### Recorded data:
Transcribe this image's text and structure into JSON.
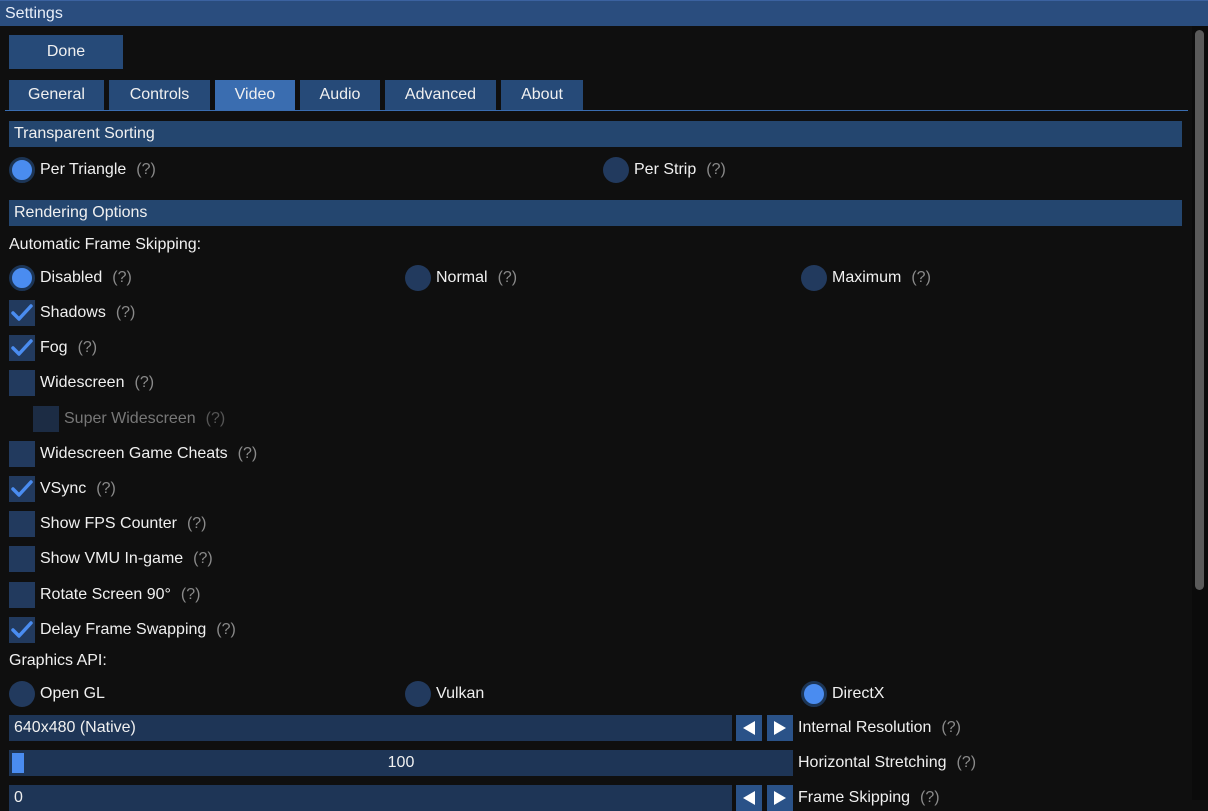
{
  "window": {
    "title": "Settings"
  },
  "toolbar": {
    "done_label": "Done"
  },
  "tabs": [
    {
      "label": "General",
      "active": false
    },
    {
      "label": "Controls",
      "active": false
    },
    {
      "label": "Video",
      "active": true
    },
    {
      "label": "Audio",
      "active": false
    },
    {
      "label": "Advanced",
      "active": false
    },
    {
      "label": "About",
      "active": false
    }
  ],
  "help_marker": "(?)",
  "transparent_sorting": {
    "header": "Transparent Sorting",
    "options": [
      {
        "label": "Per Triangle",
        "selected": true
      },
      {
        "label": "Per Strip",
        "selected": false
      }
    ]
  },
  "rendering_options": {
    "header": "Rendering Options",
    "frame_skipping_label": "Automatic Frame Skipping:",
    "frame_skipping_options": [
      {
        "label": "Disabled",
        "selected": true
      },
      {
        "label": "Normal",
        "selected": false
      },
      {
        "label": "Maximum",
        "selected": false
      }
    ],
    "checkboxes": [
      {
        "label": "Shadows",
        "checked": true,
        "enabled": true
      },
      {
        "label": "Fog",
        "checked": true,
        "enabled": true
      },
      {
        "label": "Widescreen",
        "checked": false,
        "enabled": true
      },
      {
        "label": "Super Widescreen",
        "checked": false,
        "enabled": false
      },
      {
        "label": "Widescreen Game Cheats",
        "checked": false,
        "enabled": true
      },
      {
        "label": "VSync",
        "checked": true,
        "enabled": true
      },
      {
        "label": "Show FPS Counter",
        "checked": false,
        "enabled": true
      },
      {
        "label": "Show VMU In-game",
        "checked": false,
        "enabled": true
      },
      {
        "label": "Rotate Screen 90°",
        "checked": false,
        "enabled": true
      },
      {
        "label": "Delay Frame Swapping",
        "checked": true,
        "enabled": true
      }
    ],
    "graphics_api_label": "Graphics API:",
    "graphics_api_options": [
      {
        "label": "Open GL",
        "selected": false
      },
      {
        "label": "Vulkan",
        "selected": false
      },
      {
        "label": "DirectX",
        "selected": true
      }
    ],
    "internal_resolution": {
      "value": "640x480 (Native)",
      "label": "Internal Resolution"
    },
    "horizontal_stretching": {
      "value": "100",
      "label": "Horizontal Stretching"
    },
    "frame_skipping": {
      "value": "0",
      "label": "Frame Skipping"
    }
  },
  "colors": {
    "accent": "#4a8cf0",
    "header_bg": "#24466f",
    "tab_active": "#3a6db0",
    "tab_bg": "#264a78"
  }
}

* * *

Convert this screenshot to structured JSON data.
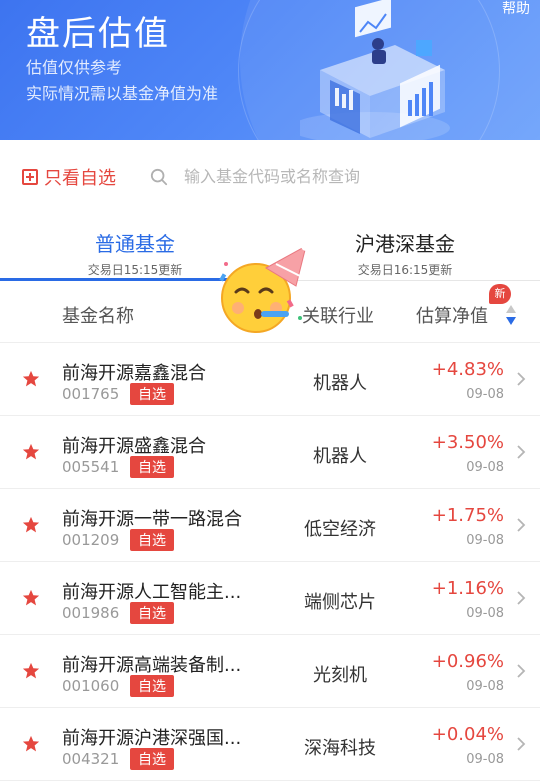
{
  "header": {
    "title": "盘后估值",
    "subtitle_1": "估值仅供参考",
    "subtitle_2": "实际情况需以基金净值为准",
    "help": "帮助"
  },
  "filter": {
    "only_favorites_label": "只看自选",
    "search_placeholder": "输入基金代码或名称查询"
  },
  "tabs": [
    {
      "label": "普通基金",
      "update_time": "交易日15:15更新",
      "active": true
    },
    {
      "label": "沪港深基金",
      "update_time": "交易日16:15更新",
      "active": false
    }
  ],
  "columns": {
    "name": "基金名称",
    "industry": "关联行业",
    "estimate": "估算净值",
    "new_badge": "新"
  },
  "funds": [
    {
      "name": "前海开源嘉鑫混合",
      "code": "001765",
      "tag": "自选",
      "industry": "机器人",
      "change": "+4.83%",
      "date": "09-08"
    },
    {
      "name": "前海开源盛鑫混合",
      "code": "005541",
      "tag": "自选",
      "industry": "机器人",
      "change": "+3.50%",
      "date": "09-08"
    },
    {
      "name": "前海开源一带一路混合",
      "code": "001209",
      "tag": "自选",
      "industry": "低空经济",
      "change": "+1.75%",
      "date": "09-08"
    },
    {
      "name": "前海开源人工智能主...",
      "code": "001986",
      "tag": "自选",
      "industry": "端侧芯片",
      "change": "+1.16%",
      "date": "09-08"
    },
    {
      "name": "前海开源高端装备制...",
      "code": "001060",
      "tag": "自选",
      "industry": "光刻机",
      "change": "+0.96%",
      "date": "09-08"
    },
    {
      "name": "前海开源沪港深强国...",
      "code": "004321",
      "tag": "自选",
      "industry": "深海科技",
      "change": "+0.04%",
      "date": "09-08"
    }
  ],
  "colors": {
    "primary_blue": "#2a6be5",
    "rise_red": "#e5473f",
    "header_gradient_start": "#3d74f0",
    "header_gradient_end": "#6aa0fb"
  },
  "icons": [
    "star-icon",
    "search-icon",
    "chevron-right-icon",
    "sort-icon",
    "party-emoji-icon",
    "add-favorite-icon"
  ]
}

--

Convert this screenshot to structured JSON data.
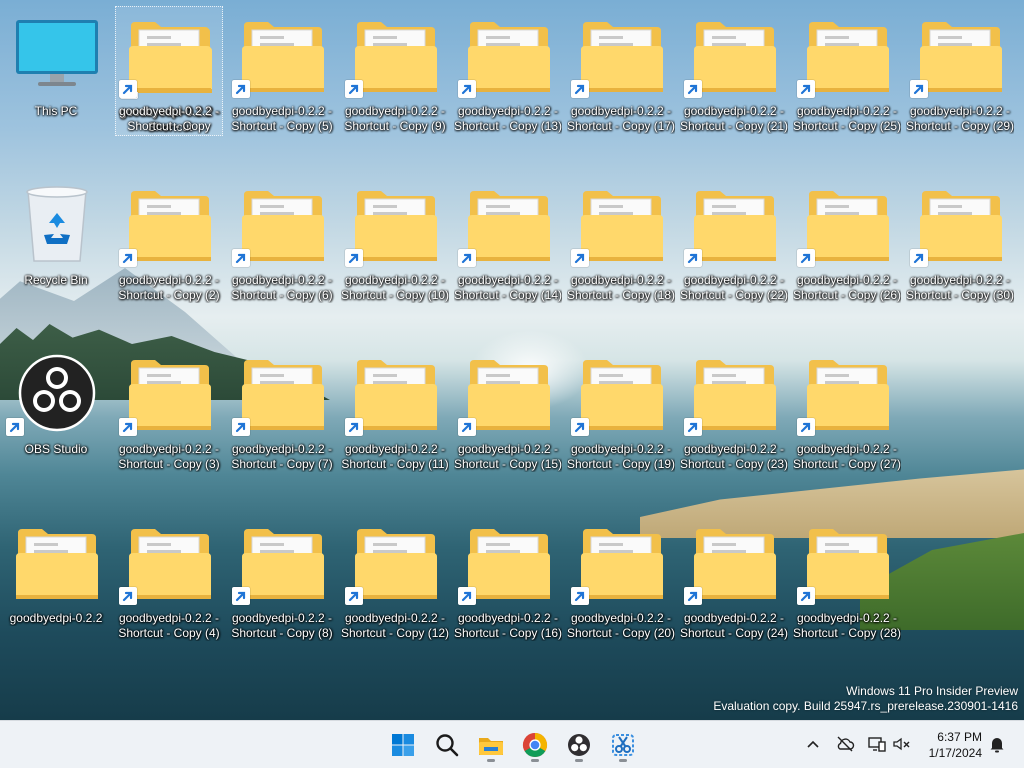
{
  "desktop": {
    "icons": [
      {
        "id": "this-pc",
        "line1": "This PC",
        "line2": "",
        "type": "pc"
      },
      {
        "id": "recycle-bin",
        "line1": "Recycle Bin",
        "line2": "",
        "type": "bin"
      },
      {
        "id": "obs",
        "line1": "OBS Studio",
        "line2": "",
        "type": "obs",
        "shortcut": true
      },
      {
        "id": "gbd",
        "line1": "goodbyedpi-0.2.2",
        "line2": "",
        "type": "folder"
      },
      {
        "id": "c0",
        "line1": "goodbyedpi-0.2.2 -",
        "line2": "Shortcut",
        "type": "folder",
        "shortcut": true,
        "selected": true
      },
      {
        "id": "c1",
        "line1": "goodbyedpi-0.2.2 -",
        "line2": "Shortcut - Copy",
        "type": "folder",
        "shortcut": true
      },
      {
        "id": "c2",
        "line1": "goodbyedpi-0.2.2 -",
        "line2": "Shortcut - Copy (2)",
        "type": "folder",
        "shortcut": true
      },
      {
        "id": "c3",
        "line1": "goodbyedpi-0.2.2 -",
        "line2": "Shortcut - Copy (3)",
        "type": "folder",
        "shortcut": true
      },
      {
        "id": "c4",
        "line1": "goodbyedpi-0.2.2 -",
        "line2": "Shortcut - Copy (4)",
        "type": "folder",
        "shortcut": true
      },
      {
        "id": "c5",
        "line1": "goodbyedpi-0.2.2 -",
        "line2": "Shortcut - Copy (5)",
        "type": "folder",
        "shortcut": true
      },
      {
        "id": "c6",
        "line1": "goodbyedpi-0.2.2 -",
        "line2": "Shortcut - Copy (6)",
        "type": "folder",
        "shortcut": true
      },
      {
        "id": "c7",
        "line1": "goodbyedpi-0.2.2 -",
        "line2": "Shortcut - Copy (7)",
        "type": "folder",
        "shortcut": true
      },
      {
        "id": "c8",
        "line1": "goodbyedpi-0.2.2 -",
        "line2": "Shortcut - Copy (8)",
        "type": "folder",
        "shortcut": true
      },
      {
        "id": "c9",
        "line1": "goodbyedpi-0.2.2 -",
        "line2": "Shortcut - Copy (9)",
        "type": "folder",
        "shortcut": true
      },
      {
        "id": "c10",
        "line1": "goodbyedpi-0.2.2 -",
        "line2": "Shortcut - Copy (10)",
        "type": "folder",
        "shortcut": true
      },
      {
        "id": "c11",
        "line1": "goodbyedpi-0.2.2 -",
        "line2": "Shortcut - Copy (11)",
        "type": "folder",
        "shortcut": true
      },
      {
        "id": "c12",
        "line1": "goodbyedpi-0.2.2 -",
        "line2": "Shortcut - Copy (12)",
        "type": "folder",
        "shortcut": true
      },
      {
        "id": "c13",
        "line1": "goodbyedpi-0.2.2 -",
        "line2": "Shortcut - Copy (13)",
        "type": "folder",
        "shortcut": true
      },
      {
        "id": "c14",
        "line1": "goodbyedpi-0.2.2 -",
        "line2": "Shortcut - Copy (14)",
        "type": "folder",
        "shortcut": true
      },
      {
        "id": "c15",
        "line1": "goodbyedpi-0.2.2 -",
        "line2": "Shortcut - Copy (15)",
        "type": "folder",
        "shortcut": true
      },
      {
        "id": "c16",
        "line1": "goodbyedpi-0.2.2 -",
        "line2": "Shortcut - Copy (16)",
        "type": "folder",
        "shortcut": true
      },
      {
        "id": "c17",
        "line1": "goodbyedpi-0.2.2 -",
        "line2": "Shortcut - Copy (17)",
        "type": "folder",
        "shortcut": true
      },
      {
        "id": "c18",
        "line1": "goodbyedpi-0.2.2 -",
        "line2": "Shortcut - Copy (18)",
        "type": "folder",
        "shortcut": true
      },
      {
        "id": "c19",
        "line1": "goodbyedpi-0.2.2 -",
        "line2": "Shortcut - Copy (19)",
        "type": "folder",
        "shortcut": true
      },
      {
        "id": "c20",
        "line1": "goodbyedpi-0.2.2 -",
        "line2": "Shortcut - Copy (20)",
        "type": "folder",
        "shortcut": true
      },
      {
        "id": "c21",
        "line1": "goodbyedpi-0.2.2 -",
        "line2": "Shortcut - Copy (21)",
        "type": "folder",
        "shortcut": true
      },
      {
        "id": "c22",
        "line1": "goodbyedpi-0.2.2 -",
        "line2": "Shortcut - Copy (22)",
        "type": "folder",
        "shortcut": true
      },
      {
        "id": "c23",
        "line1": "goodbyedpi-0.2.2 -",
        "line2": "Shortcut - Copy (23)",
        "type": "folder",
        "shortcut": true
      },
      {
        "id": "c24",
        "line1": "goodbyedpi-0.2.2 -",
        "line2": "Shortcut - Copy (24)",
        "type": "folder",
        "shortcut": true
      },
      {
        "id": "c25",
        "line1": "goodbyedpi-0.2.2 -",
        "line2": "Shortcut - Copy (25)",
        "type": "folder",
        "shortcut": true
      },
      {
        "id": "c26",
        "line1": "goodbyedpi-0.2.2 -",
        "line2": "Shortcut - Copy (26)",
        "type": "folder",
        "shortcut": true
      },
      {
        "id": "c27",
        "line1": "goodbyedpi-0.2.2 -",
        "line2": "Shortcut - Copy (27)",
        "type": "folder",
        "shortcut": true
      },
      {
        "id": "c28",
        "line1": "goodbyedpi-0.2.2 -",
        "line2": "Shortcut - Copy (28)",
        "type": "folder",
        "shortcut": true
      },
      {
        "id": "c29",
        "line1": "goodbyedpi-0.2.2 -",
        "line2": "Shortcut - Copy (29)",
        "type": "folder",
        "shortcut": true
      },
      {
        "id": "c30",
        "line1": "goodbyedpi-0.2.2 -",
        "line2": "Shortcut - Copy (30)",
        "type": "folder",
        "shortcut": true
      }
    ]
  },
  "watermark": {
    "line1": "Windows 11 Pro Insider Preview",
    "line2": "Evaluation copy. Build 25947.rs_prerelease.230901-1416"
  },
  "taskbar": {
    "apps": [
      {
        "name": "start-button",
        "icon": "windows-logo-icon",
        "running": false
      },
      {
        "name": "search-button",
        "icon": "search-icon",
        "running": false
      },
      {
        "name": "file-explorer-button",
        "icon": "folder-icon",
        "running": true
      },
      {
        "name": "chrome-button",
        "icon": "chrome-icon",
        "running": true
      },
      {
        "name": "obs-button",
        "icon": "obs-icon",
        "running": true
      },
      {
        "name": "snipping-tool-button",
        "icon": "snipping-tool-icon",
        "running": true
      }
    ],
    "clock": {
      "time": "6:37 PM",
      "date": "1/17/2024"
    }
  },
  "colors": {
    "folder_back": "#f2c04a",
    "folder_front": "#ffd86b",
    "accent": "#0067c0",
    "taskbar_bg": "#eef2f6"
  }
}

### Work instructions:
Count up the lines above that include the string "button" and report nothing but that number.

### Reply:
6